■ **Work task**: Among the entries below, find the lines with the word "created" and return them.

---------- Material shown ----------

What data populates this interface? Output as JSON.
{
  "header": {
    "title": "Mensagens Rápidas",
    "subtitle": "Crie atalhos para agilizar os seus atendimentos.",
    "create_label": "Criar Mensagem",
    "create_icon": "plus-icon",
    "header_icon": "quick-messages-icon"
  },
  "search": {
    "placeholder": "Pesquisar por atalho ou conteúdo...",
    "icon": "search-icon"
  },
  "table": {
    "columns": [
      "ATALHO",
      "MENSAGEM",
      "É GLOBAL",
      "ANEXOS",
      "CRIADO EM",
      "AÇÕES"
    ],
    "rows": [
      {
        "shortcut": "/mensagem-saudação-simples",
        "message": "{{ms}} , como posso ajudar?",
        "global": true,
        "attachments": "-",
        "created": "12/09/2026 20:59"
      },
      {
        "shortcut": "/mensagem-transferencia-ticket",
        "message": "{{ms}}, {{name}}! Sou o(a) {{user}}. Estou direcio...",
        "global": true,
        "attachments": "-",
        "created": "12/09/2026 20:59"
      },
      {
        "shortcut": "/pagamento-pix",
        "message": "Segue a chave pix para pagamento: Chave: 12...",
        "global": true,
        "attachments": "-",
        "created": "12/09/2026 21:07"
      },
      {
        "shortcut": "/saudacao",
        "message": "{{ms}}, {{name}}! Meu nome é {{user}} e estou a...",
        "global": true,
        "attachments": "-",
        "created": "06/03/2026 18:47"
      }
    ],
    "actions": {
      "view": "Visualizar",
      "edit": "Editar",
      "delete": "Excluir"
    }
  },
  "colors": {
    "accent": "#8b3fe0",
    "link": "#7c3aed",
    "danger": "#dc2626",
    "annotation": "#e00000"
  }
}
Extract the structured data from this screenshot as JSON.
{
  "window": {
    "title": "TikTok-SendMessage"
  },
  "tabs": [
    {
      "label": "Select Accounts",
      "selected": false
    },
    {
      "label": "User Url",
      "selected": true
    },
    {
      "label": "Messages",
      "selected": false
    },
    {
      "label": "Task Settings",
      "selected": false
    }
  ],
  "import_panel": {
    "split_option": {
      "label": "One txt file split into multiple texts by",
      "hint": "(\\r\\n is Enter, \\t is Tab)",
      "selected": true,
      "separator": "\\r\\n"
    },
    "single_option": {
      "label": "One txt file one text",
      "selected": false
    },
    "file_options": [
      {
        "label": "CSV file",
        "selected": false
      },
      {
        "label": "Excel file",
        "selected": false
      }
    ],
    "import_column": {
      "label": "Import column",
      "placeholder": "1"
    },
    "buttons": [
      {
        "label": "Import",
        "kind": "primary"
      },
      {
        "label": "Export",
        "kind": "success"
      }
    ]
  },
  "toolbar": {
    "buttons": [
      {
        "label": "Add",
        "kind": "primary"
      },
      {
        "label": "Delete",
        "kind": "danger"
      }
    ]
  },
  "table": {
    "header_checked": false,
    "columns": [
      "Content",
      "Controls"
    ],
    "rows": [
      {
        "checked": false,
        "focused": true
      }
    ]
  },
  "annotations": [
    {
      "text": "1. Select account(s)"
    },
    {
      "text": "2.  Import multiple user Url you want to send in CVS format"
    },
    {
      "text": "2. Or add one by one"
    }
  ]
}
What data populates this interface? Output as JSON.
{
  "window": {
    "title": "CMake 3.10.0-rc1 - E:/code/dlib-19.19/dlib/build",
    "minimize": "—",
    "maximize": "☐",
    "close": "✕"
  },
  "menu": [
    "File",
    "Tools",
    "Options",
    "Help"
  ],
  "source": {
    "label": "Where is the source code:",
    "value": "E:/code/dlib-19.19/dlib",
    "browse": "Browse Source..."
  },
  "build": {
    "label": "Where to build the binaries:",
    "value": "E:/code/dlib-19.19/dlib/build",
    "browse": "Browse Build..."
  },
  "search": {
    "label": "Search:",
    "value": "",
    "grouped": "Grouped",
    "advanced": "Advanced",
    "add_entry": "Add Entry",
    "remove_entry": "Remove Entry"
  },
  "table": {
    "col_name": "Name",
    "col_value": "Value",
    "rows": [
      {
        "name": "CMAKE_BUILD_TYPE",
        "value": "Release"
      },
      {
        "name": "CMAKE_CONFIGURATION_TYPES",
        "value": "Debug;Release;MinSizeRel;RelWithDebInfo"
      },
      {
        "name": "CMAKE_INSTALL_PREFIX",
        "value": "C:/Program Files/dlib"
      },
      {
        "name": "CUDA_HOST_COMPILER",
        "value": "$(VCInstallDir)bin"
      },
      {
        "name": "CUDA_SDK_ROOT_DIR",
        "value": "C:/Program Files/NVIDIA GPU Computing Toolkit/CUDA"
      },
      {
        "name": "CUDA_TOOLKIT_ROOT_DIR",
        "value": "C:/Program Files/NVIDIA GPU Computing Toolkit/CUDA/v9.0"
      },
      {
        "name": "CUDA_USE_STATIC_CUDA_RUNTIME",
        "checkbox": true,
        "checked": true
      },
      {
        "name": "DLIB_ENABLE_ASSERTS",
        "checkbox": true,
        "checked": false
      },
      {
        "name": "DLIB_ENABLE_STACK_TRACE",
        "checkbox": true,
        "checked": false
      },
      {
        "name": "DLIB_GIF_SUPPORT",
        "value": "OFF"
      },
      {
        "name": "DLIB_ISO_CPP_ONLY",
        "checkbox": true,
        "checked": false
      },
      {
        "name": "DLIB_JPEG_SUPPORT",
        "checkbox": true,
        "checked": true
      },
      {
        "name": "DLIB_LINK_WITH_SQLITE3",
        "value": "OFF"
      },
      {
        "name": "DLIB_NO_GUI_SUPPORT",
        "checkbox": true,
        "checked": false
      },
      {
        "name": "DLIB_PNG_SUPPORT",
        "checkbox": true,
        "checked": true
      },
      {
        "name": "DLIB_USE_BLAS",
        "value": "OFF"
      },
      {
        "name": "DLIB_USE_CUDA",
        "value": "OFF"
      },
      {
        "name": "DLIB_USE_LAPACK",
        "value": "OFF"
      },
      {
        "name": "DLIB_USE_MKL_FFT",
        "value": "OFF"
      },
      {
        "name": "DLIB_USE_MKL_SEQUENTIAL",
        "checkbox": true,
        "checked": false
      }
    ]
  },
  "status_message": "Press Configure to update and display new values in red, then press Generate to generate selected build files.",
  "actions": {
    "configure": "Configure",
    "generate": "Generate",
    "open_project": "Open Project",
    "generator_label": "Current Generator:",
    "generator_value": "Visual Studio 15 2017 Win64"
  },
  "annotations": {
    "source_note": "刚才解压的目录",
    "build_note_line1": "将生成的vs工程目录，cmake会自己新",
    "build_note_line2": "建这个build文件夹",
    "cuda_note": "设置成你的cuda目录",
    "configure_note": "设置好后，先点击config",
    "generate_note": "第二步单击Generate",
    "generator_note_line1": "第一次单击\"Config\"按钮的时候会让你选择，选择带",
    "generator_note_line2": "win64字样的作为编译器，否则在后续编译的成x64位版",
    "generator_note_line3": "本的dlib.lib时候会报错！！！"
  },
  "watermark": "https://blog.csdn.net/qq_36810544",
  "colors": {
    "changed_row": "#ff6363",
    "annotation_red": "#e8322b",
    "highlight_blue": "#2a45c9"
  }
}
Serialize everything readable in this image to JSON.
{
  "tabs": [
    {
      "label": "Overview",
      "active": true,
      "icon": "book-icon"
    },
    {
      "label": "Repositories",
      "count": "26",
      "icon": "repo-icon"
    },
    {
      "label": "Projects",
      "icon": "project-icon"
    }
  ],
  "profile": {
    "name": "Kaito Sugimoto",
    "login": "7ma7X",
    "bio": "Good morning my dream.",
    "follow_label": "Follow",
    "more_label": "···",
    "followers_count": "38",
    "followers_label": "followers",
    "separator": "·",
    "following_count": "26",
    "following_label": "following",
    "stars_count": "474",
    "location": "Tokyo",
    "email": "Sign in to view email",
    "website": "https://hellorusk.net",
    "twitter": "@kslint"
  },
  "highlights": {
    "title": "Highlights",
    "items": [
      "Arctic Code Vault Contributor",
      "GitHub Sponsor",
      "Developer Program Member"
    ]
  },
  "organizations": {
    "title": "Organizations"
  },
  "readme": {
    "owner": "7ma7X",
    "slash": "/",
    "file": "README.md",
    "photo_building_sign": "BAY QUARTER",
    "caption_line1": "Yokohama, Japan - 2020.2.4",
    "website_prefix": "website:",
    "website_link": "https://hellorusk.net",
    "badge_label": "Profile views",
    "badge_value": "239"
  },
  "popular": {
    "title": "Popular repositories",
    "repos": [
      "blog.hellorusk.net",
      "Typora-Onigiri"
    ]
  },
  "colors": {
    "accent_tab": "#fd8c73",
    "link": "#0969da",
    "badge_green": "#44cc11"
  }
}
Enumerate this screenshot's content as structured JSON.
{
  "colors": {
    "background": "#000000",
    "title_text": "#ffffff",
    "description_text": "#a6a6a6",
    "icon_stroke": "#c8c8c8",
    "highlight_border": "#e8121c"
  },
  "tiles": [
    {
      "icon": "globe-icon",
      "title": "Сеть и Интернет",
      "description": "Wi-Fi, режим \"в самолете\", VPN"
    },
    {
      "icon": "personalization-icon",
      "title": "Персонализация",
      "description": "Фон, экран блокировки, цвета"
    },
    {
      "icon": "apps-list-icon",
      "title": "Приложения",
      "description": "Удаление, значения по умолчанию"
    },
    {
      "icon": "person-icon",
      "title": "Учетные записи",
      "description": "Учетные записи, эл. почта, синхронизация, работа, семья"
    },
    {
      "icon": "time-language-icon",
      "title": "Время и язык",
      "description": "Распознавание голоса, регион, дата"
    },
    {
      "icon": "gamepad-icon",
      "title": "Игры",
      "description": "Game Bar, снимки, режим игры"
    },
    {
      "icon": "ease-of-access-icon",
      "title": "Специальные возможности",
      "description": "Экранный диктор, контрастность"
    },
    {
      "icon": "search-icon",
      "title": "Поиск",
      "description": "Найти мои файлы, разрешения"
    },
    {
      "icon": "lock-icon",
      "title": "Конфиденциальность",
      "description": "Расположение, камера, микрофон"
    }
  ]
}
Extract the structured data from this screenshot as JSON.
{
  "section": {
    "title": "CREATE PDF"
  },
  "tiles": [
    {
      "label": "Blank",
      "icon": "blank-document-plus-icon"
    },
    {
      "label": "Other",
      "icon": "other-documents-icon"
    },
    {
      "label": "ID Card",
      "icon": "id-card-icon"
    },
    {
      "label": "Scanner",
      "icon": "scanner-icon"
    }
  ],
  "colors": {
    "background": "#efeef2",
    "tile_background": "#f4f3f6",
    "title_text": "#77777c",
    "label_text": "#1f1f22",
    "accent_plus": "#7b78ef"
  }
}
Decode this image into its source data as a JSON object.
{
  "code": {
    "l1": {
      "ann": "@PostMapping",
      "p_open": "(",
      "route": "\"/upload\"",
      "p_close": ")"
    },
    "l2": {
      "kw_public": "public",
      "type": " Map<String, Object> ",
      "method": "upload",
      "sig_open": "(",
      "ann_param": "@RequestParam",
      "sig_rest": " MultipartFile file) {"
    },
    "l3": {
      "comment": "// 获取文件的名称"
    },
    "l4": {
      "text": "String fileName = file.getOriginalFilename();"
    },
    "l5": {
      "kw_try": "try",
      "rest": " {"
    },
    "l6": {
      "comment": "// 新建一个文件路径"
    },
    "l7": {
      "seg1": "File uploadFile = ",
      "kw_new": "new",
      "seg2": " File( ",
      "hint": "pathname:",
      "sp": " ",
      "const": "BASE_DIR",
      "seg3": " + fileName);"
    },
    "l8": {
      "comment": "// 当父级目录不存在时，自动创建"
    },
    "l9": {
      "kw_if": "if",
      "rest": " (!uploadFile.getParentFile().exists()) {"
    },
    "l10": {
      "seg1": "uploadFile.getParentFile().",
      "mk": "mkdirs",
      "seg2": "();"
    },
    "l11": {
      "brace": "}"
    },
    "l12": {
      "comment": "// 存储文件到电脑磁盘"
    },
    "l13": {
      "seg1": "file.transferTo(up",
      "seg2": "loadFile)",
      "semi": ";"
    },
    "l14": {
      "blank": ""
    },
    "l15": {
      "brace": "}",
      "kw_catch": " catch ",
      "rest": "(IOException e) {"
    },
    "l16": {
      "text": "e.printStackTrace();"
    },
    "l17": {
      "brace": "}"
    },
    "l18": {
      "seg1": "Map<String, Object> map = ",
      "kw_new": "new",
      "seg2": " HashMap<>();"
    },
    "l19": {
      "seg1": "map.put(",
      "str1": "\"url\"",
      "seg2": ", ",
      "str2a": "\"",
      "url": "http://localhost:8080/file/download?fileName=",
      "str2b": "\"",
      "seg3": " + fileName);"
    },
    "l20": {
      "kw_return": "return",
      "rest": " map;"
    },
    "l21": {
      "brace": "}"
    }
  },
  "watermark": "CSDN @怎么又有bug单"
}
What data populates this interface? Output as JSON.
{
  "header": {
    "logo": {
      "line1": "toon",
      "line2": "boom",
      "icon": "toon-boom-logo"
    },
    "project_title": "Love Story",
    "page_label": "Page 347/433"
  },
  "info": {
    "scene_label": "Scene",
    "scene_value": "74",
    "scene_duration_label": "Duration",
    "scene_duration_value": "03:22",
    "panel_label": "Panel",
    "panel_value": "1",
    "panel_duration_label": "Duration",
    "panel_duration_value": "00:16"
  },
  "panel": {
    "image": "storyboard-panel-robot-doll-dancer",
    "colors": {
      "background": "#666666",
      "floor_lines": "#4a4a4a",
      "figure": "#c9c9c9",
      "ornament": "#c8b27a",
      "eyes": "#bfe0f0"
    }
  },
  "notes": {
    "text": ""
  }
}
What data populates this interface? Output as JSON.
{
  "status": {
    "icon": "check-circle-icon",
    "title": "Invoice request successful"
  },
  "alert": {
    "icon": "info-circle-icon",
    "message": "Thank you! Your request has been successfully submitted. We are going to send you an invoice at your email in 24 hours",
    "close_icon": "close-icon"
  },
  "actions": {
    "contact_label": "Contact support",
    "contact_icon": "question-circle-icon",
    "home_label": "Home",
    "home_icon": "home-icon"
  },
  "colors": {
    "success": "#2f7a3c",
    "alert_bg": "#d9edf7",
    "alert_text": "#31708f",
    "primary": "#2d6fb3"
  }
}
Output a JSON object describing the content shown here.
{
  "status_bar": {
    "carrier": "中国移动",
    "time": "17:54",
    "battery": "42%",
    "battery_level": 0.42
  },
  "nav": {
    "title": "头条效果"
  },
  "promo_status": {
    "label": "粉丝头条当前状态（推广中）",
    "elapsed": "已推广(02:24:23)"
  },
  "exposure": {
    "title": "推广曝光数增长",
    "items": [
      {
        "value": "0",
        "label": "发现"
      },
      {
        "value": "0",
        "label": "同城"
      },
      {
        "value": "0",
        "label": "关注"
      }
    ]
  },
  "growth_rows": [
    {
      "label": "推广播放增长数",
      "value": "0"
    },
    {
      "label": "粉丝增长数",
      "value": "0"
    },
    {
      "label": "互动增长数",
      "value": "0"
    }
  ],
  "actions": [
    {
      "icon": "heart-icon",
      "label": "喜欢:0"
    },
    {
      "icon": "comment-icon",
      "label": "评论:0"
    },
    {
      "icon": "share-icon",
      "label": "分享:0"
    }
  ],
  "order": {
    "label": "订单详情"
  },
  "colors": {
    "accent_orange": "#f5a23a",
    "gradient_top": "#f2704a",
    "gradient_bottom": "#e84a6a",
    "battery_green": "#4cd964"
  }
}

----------

■ **Result**:
        "created": "12/09/2026 20:59"
        "created": "12/09/2026 20:59"
        "created": "12/09/2026 21:07"
        "created": "06/03/2026 18:47"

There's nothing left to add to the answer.